You’ve probably heard the old story about the pedant who dared to tinker with Winston Churchill’s writing because the great man had ended a sentence with a preposition. Churchill’s scribbled response: “This is the sort of English up with which I will not put.”
It’s a great story, but it’s a myth. And so is that so-called grammar rule about ending sentences with prepositions. If that previous sentence bugs you, by the way, you’ve bought into another myth. No, there’s nothing wrong with starting a sentence with a conjunction, either. But perhaps the biggest grammar myth of all is the infamous taboo against splitting an infinitive, as in “to boldly go.” The truth is that you can’t split an infinitive: Since “to” isn’t part of the infinitive, there’s nothing to split. Great writers—including Chaucer, Shakespeare, Donne and Wordsworth—have been inserting adverbs between “to” and infinitives since the 1200s.
Where did these phony rules originate, and why do they persist?

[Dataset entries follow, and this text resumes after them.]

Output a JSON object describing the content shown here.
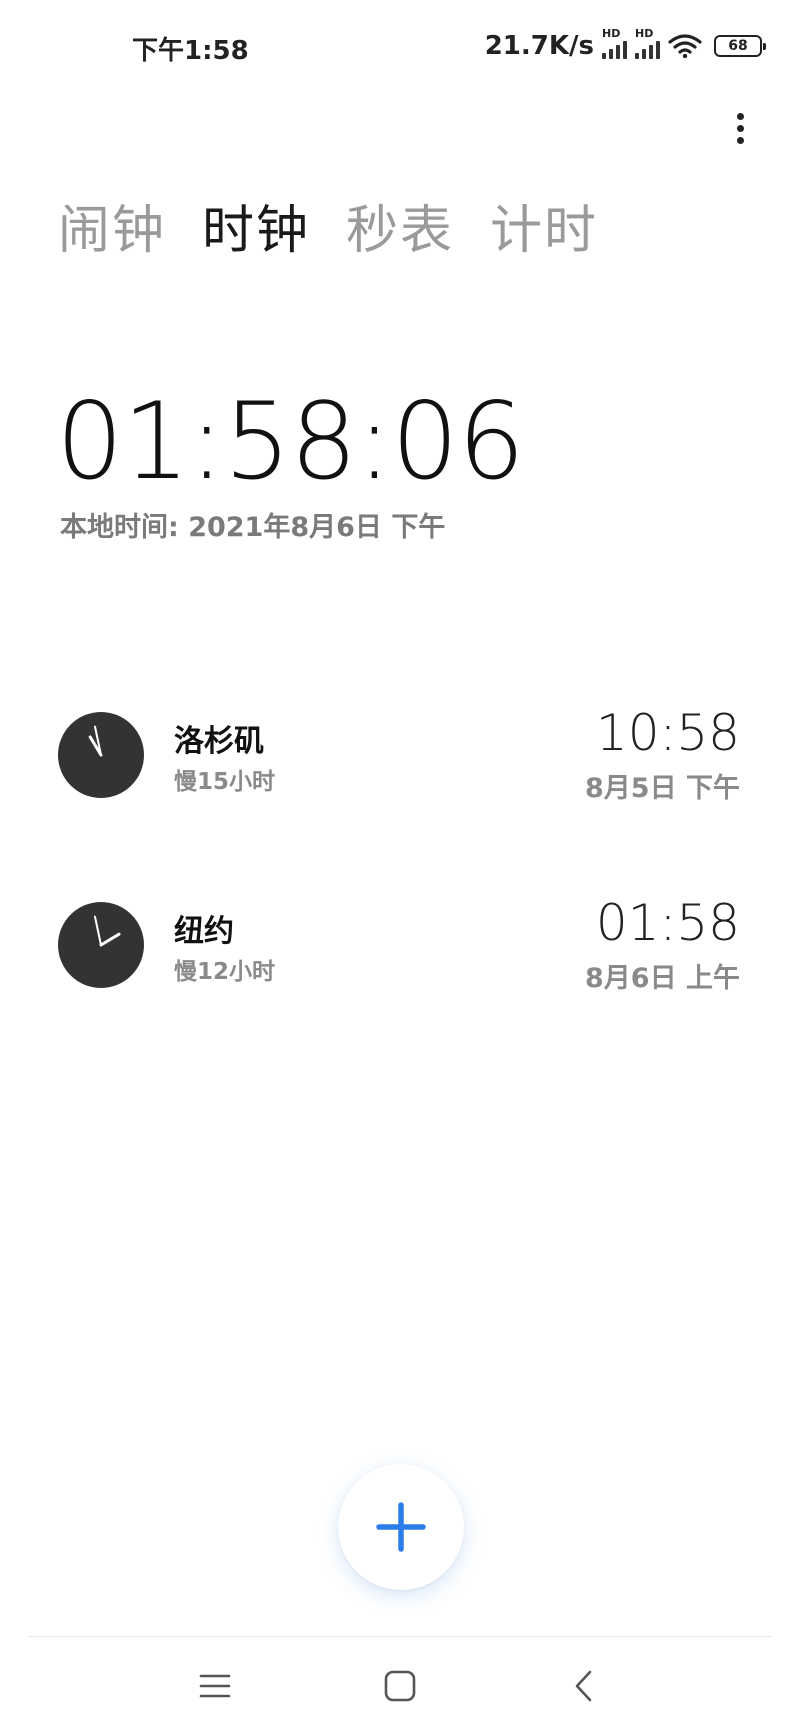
{
  "status_bar": {
    "time": "下午1:58",
    "net_speed": "21.7K/s",
    "signal1_label": "HD",
    "signal2_label": "HD",
    "battery": "68",
    "icons": [
      "signal-icon",
      "signal-icon",
      "wifi-icon",
      "battery-icon"
    ]
  },
  "header": {
    "more_icon": "more-vertical-icon"
  },
  "tabs": [
    {
      "label": "闹钟",
      "active": false
    },
    {
      "label": "时钟",
      "active": true
    },
    {
      "label": "秒表",
      "active": false
    },
    {
      "label": "计时",
      "active": false
    }
  ],
  "main": {
    "time": "01:58:06",
    "local_date": "本地时间: 2021年8月6日 下午"
  },
  "cities": [
    {
      "name": "洛杉矶",
      "diff": "慢15小时",
      "time": "10:58",
      "date": "8月5日 下午",
      "hour": 10,
      "minute": 58
    },
    {
      "name": "纽约",
      "diff": "慢12小时",
      "time": "01:58",
      "date": "8月6日 上午",
      "hour": 1,
      "minute": 58
    }
  ],
  "add_button": {
    "icon": "plus-icon",
    "color": "#2b7de9"
  },
  "nav": {
    "menu_icon": "menu-icon",
    "home_icon": "home-icon",
    "back_icon": "back-icon"
  },
  "colors": {
    "accent": "#2b7de9",
    "clock_face": "#333333",
    "muted_text": "#8a8a8a"
  }
}
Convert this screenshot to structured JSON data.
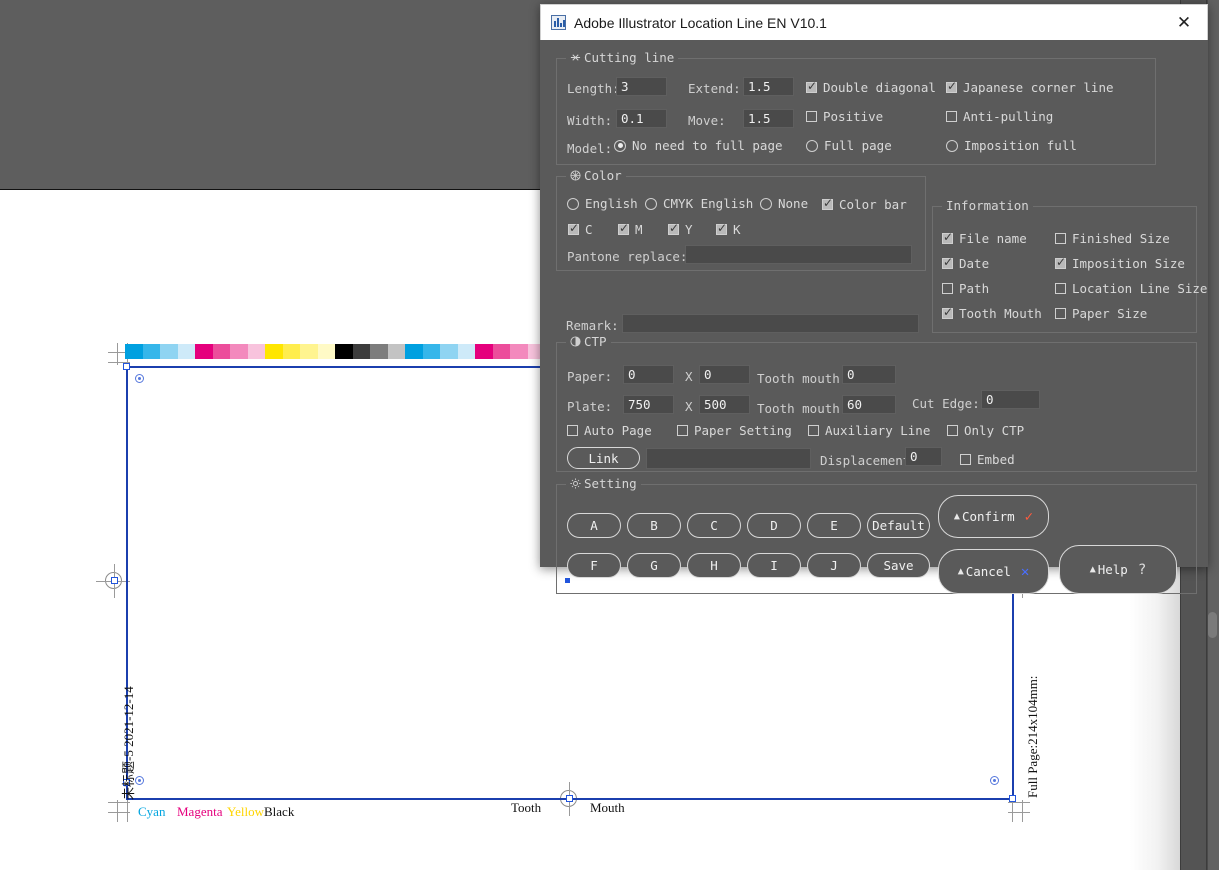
{
  "window": {
    "title": "Adobe Illustrator Location Line EN V10.1",
    "close_label": "✕",
    "icon": "app-icon"
  },
  "cutting_line": {
    "legend": "Cutting line",
    "legend_icon": "scissors-icon",
    "length_label": "Length:",
    "length_value": "3",
    "width_label": "Width:",
    "width_value": "0.1",
    "model_label": "Model:",
    "extend_label": "Extend:",
    "extend_value": "1.5",
    "move_label": "Move:",
    "move_value": "1.5",
    "double_diagonal": "Double diagonal",
    "double_diagonal_checked": true,
    "positive": "Positive",
    "positive_checked": false,
    "japanese_corner_line": "Japanese corner line",
    "japanese_corner_line_checked": true,
    "anti_pulling": "Anti-pulling",
    "anti_pulling_checked": false,
    "no_need_full_page": "No need to full page",
    "full_page": "Full page",
    "imposition_full": "Imposition full",
    "model_selected": "No need to full page"
  },
  "color": {
    "legend": "Color",
    "legend_icon": "color-wheel-icon",
    "english": "English",
    "english_checked": false,
    "cmyk_english": "CMYK English",
    "cmyk_english_checked": false,
    "none": "None",
    "none_checked": false,
    "color_bar": "Color bar",
    "color_bar_checked": true,
    "c": "C",
    "c_checked": true,
    "m": "M",
    "m_checked": true,
    "y": "Y",
    "y_checked": true,
    "k": "K",
    "k_checked": true,
    "pantone_replace_label": "Pantone replace:",
    "pantone_replace_value": ""
  },
  "remark": {
    "label": "Remark:",
    "value": ""
  },
  "information": {
    "legend": "Information",
    "items": [
      {
        "label": "File name",
        "checked": true
      },
      {
        "label": "Finished Size",
        "checked": false
      },
      {
        "label": "Date",
        "checked": true
      },
      {
        "label": "Imposition Size",
        "checked": true
      },
      {
        "label": "Path",
        "checked": false
      },
      {
        "label": "Location Line Size",
        "checked": false
      },
      {
        "label": "Tooth Mouth",
        "checked": true
      },
      {
        "label": "Paper Size",
        "checked": false
      }
    ]
  },
  "ctp": {
    "legend": "CTP",
    "legend_icon": "ctp-icon",
    "paper_label": "Paper:",
    "paper_w": "0",
    "paper_x": "X",
    "paper_h": "0",
    "paper_tooth_label": "Tooth mouth:",
    "paper_tooth": "0",
    "plate_label": "Plate:",
    "plate_w": "750",
    "plate_x": "X",
    "plate_h": "500",
    "plate_tooth_label": "Tooth mouth:",
    "plate_tooth": "60",
    "cut_edge_label": "Cut Edge:",
    "cut_edge": "0",
    "auto_page": "Auto Page",
    "auto_page_checked": false,
    "paper_setting": "Paper Setting",
    "paper_setting_checked": false,
    "auxiliary_line": "Auxiliary Line",
    "auxiliary_line_checked": false,
    "only_ctp": "Only CTP",
    "only_ctp_checked": false,
    "link_label": "Link",
    "link_value": "",
    "displacement_label": "Displacement:",
    "displacement_value": "0",
    "embed": "Embed",
    "embed_checked": false
  },
  "setting": {
    "legend": "Setting",
    "legend_icon": "gear-icon",
    "row1": [
      "A",
      "B",
      "C",
      "D",
      "E"
    ],
    "default_label": "Default",
    "row2": [
      "F",
      "G",
      "H",
      "I",
      "J"
    ],
    "save_label": "Save",
    "confirm_label": "Confirm",
    "confirm_mark": "✓",
    "cancel_label": "Cancel",
    "cancel_mark": "✕",
    "help_label": "Help",
    "help_mark": "?",
    "triangle": "▲"
  },
  "artboard": {
    "doc_name_date": "未标题-5 2021-12-14",
    "page_size": "Full Page:214x104mm:",
    "tooth": "Tooth",
    "mouth": "Mouth",
    "color_labels": {
      "cyan": "Cyan",
      "magenta": "Magenta",
      "yellow": "Yellow",
      "black": "Black"
    },
    "colorbar_swatches": [
      "#00a0e0",
      "#35b6ea",
      "#8fd4f2",
      "#ceeaf9",
      "#e5007d",
      "#ec4d9b",
      "#f389bd",
      "#f8c3dd",
      "#ffe600",
      "#ffed4d",
      "#fff48f",
      "#fffac6",
      "#000000",
      "#3c3c3c",
      "#7d7d7d",
      "#c3c3c3",
      "#00a0e0",
      "#35b6ea",
      "#8fd4f2",
      "#ceeaf9",
      "#e5007d",
      "#ec4d9b",
      "#f389bd",
      "#f8c3dd",
      "#ffe600",
      "#ffed4d",
      "#fff48f",
      "#fffac6",
      "#000000",
      "#3c3c3c",
      "#7d7d7d",
      "#c3c3c3",
      "#00a0e0",
      "#35b6ea"
    ]
  }
}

For some of them, we can blame misguided Latinists who tried to impose the rules of their favorite language on English. Anglican bishop Robert Lowth popularized the prohibition against ending a sentence with a preposition in his 1762 book, A Short Introduction to English Grammar; while Henry Alford, a dean of Canterbury Cathedral, was principally responsible for the infinitive taboo, with his publication of A Plea for the Queen’s English in 1864.
In Latin, sentences don’t end in prepositions, and an infinitive is one word that can’t be divided. But in a Germanic language like English, as linguists have pointed out, it’s perfectly normal to end a sentence with a preposition and has been since Anglo-Saxon times. And in English, an infinitive is also one word. The “to” is merely a prepositional marker. That’s why it’s so natural to let English adverbs fall where they may, sometimes between “to” and a verb.
We can’t blame Latinists, however, for the false prohibition against beginning a sentence with a conjunction, since the Romans did it too (Et tu, Brute?). The linguist Arnold Zwicky has speculated that well-meaning English teachers may have come up with this one to break students of incessantly starting every sentence with “and.” The truth is that conjunctions are legitimately used to join words, phrases, clauses, sentences—and even paragraphs.
Perhaps these “rules” persist because they are so easy to remember, and the “errors” are so easy to spot. Ironically, this is a case where the clueless guy who’s never heard of a preposition or a conjunction or an infinitive is more likely to be right.
As bloggers at Grammarphobia.com and former New York Times editors, we’ve seen otherwise reasonable, highly educated people turn their writing upside down to sidestep imaginary errors. There’s a simple test that usually exposes a phony rule of grammar: If it makes your English stilted and unnatural, it’s probably a fraud.
We can’t end this without mentioning Raymond Chandler’s response when a copy editor at the Atlantic Monthly decided to “fix” his hard-boiled prose: “When I split an infinitive, God damn it, I split it so it will remain split.”